## THE PROBLEM
For the word "XPGN", state how many lines of the data include it. Respond with the number only.

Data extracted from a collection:

————

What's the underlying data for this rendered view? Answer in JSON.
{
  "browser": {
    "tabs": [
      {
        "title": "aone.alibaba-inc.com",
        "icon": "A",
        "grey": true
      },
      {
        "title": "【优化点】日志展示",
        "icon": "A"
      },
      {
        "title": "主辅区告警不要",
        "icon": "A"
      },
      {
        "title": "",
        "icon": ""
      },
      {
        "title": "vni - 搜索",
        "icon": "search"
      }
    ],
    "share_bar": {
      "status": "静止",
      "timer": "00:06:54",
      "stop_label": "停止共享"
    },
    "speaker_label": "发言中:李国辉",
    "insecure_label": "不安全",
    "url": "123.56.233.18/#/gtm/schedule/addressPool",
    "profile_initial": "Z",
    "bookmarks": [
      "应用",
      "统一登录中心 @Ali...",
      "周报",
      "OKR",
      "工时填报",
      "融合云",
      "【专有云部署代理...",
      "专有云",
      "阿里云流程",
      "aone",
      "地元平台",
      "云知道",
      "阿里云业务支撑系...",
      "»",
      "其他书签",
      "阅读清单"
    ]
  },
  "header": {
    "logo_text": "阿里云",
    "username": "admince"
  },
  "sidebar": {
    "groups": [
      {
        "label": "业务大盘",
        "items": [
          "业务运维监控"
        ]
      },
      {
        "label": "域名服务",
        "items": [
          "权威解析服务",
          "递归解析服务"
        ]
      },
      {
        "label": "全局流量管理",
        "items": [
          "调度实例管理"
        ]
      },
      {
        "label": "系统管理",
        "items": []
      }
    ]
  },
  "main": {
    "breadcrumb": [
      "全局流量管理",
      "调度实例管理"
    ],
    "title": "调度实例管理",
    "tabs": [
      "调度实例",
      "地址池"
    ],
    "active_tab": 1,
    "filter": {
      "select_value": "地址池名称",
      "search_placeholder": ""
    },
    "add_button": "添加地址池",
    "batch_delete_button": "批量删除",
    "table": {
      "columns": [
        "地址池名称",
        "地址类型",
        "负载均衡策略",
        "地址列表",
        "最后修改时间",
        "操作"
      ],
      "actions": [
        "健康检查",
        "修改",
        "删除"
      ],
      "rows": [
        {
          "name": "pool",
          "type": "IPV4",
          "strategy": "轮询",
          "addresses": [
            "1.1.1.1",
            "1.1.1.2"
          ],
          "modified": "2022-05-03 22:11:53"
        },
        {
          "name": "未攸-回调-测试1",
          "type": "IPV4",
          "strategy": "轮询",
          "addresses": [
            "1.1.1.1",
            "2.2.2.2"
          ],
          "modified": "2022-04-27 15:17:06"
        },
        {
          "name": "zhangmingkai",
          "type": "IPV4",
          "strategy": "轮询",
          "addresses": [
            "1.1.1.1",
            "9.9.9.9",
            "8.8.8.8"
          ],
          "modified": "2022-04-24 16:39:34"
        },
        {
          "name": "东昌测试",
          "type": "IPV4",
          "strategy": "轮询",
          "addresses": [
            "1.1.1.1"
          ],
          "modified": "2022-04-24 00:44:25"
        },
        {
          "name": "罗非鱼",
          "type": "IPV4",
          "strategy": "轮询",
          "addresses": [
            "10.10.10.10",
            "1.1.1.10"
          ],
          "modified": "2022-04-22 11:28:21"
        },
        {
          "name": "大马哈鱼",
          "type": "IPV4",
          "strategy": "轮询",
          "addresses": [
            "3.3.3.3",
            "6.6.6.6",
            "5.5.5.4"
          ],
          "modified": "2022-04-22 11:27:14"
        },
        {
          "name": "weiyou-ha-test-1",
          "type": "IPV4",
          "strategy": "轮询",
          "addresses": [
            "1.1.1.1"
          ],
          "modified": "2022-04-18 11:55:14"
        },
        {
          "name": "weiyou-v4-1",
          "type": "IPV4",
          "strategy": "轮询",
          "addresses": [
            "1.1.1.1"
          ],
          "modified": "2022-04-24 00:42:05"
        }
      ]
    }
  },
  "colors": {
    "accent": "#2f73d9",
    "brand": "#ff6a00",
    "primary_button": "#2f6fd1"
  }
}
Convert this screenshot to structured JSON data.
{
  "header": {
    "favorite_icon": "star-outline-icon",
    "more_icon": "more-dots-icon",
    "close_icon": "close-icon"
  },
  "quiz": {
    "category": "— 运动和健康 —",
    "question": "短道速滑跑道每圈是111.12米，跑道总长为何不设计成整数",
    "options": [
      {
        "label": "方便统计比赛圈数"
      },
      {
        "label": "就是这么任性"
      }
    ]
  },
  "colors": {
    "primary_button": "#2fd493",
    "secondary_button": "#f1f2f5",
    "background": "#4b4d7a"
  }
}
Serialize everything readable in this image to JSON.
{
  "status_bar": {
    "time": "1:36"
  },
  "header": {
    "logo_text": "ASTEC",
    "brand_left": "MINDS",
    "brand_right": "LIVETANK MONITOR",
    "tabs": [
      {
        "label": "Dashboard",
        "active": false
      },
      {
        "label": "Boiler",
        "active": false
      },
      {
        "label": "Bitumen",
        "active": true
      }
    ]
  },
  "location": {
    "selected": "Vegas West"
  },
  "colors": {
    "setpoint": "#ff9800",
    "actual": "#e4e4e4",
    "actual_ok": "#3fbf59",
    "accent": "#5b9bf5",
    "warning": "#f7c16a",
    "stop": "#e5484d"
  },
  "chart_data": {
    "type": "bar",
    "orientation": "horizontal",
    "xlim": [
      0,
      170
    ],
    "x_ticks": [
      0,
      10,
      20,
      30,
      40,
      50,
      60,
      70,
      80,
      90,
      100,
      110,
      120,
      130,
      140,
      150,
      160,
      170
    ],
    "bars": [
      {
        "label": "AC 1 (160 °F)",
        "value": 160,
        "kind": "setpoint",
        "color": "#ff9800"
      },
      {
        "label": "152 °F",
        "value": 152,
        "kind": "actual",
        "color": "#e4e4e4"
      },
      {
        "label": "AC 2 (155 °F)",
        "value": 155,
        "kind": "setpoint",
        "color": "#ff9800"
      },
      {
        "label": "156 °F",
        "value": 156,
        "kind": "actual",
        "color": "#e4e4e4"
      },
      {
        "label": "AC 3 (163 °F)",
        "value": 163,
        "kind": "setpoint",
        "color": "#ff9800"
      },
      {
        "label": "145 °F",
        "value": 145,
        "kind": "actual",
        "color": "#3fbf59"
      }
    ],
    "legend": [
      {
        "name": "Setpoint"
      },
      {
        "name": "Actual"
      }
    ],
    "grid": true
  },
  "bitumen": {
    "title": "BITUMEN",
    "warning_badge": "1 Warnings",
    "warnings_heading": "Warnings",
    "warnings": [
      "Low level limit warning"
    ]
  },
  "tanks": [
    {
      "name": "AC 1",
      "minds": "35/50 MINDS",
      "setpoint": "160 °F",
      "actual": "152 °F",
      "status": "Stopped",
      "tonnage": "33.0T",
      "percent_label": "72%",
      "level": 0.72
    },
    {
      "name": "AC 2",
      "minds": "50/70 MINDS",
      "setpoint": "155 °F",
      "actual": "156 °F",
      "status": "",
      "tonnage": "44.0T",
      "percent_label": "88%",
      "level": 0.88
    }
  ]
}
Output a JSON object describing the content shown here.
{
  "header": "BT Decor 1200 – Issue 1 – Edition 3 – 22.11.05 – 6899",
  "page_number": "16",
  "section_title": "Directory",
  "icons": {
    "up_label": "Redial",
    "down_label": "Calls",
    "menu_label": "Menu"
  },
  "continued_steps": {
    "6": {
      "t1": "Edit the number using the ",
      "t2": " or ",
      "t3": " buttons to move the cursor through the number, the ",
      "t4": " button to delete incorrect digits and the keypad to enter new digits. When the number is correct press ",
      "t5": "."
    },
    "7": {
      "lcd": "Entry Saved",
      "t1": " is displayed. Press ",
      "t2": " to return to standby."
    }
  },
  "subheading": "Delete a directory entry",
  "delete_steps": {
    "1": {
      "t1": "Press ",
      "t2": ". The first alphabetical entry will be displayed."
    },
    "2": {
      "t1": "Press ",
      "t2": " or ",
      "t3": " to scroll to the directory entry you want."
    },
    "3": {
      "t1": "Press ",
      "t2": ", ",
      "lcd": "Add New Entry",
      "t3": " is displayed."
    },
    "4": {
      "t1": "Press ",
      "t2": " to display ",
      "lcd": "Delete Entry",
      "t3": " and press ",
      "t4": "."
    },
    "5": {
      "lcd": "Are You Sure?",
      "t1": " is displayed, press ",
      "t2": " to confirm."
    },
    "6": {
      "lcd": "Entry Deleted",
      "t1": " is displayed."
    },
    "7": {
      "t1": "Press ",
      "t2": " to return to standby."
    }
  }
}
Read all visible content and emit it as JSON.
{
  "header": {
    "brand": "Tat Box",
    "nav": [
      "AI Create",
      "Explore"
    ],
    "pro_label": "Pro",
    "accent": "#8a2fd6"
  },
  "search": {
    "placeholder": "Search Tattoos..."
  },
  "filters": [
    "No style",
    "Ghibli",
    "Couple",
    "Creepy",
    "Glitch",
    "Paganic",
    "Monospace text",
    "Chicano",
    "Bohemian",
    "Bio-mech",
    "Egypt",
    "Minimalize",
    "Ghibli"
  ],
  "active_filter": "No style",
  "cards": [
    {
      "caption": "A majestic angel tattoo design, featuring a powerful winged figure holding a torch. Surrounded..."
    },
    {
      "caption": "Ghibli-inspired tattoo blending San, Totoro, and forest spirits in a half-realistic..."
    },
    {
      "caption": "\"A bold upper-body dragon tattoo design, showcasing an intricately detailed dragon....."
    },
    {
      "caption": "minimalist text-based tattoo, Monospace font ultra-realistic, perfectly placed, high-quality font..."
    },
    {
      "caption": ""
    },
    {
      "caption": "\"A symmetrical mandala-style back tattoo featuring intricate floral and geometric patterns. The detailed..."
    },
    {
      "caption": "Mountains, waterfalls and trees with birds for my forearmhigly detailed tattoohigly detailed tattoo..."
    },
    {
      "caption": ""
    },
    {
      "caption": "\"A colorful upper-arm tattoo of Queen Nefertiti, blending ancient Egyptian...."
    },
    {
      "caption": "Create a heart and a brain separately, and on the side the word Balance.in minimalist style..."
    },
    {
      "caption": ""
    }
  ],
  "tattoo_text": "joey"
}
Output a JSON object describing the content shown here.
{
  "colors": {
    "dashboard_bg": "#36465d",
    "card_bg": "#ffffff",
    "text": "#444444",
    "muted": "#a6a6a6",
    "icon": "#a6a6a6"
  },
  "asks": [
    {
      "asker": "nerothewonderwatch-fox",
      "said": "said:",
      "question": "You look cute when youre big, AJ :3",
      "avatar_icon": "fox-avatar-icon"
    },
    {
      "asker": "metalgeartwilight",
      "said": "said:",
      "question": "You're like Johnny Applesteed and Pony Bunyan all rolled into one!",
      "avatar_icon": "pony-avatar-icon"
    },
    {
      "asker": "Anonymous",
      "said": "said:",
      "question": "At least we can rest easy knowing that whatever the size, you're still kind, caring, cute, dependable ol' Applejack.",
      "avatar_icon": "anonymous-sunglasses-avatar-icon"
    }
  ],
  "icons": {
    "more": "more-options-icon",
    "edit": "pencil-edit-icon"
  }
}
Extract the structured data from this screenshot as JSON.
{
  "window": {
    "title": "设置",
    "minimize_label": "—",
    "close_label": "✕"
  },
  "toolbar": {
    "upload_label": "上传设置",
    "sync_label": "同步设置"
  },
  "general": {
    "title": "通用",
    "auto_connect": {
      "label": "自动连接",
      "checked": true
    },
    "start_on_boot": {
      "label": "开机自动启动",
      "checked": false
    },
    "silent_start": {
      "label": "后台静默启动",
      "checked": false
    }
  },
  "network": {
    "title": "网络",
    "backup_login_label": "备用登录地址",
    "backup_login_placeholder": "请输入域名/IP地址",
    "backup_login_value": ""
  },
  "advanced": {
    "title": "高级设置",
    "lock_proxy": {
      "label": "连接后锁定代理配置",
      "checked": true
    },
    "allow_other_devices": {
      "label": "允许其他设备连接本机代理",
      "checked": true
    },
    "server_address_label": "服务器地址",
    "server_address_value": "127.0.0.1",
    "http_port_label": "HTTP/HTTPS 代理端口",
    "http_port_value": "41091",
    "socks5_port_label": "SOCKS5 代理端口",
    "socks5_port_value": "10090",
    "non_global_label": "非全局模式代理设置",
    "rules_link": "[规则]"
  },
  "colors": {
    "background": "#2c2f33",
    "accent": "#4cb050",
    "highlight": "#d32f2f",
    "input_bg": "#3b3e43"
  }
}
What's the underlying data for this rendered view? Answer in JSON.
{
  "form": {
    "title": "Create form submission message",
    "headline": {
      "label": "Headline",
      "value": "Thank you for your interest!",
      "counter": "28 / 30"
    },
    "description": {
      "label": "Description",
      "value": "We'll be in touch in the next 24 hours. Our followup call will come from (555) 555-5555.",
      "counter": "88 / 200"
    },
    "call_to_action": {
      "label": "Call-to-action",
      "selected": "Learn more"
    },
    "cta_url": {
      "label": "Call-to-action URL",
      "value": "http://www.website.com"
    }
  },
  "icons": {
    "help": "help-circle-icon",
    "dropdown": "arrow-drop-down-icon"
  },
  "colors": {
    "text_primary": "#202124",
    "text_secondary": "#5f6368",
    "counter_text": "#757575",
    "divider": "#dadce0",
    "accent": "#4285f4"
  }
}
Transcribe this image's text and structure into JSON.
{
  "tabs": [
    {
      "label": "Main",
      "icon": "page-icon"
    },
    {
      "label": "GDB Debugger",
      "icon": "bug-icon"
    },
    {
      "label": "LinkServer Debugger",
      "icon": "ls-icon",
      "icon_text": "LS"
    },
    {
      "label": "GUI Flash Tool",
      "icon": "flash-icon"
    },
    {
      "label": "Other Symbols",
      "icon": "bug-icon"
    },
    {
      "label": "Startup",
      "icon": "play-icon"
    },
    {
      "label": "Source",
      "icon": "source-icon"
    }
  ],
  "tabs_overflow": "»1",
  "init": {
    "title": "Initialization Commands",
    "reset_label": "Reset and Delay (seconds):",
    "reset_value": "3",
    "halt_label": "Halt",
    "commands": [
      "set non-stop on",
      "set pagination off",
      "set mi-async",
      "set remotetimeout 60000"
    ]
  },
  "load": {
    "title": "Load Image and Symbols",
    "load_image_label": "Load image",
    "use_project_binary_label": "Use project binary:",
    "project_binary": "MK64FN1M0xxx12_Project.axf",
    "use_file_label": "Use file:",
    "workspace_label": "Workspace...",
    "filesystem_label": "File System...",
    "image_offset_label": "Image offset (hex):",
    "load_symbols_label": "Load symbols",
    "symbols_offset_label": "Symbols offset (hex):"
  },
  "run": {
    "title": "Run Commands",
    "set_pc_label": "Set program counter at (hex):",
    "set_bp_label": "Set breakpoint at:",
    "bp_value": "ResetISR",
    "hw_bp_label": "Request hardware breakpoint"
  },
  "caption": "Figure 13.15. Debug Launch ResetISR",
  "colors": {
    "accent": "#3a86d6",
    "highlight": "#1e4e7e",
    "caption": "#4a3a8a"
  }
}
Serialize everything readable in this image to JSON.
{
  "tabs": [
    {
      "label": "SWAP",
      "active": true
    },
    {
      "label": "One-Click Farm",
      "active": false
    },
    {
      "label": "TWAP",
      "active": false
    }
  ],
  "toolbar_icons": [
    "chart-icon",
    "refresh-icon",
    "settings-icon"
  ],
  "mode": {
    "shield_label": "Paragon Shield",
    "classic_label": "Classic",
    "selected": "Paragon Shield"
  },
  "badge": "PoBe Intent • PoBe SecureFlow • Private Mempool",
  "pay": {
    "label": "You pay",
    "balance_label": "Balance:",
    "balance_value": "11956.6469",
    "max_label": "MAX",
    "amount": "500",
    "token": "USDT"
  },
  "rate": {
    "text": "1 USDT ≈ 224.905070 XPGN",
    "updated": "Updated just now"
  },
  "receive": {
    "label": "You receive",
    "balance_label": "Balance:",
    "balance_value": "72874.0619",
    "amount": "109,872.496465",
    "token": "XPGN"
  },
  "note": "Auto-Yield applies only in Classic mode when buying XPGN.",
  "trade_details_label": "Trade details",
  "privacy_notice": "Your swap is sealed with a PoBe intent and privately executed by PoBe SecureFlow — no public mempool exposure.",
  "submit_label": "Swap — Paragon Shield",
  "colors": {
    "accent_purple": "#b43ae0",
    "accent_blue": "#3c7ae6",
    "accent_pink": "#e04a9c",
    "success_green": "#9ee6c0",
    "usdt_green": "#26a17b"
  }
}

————

## WRITTEN REPLY
3